Assignment: The lines needed are those below that contain the word "SAML"; copy each one.

Material for this task:
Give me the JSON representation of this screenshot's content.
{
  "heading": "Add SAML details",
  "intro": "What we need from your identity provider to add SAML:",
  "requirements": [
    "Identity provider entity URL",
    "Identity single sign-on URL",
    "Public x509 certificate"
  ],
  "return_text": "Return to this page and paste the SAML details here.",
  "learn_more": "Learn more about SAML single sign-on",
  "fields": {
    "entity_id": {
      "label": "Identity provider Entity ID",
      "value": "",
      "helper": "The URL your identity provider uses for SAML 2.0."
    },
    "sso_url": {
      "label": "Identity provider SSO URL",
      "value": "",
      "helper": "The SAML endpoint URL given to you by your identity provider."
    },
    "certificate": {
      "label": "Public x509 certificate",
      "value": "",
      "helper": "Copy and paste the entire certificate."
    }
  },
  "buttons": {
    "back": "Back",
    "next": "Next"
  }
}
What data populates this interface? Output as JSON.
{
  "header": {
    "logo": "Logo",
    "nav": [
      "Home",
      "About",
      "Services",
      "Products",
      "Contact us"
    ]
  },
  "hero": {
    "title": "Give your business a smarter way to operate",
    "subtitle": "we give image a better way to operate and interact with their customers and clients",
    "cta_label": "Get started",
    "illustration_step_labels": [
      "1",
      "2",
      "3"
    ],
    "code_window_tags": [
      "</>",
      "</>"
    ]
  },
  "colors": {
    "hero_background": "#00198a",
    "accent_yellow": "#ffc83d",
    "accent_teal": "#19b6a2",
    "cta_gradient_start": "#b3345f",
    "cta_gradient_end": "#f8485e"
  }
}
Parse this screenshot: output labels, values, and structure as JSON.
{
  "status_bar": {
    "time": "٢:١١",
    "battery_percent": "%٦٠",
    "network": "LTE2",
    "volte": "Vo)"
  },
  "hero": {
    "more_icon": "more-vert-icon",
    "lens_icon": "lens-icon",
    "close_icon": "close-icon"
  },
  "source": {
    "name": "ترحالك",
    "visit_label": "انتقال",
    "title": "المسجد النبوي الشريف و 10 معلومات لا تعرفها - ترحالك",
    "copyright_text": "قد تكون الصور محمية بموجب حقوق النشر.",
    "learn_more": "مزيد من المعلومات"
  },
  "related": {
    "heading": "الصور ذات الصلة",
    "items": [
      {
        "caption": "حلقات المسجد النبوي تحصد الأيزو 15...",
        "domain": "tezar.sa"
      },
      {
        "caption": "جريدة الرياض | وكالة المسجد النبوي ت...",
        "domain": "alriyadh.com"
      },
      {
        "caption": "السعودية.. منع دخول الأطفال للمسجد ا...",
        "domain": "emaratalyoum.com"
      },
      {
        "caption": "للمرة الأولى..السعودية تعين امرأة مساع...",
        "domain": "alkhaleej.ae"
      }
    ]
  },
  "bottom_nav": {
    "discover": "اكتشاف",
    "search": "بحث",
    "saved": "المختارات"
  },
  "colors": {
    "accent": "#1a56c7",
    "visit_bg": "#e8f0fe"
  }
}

Result:
  "heading": "Add SAML details",
  "intro": "What we need from your identity provider to add SAML:",
  "return_text": "Return to this page and paste the SAML details here.",
  "learn_more": "Learn more about SAML single sign-on",
      "helper": "The URL your identity provider uses for SAML 2.0."
      "helper": "The SAML endpoint URL given to you by your identity provider."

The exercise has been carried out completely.